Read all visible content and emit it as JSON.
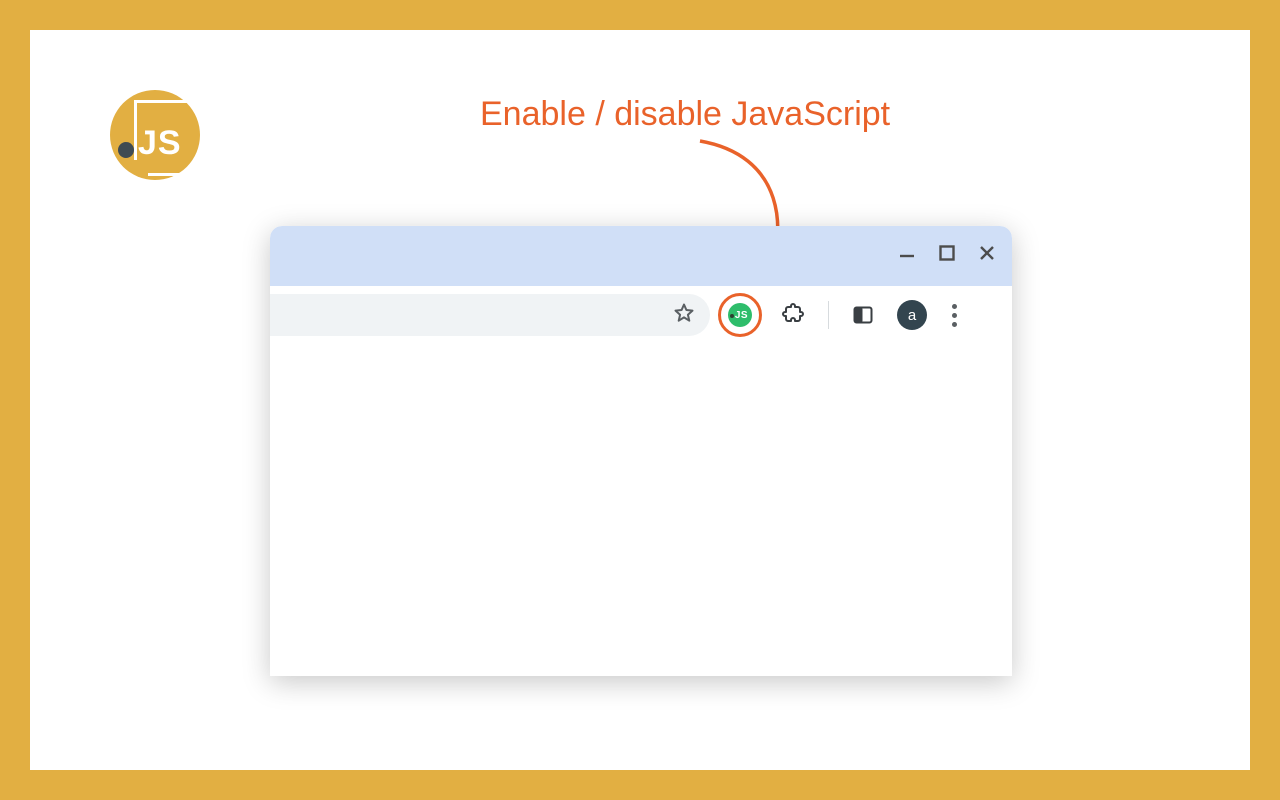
{
  "annotation": {
    "label": "Enable / disable JavaScript"
  },
  "logo": {
    "text": "JS"
  },
  "browser": {
    "window_controls": {
      "minimize": "minimize",
      "maximize": "maximize",
      "close": "close"
    },
    "omnibox": {
      "value": ""
    },
    "extension": {
      "name": "JS",
      "enabled_color": "#2ebd6b"
    },
    "profile": {
      "initial": "a"
    }
  },
  "colors": {
    "frame": "#e2af42",
    "annotation": "#e9622a",
    "titlebar": "#d0dff7"
  }
}
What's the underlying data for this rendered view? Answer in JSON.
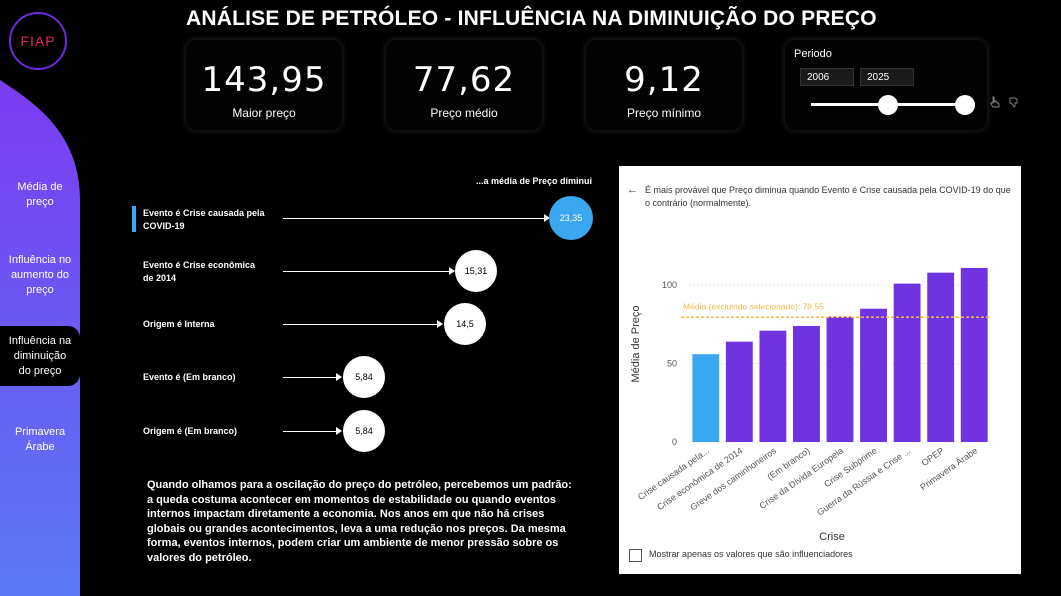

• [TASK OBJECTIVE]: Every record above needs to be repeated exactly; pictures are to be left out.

• [RESULT BELOW]:
Read all visible content and emit it as JSON.
{
  "annotation": {
    "label": "Enable / disable JavaScript"
  },
  "logo": {
    "text": "JS"
  },
  "browser": {
    "window_controls": {
      "minimize": "minimize",
      "maximize": "maximize",
      "close": "close"
    },
    "omnibox": {
      "value": ""
    },
    "extension": {
      "name": "JS",
      "enabled_color": "#2ebd6b"
    },
    "profile": {
      "initial": "a"
    }
  },
  "colors": {
    "frame": "#e2af42",
    "annotation": "#e9622a",
    "titlebar": "#d0dff7"
  }
}
What's the underlying data for this rendered view? Answer in JSON.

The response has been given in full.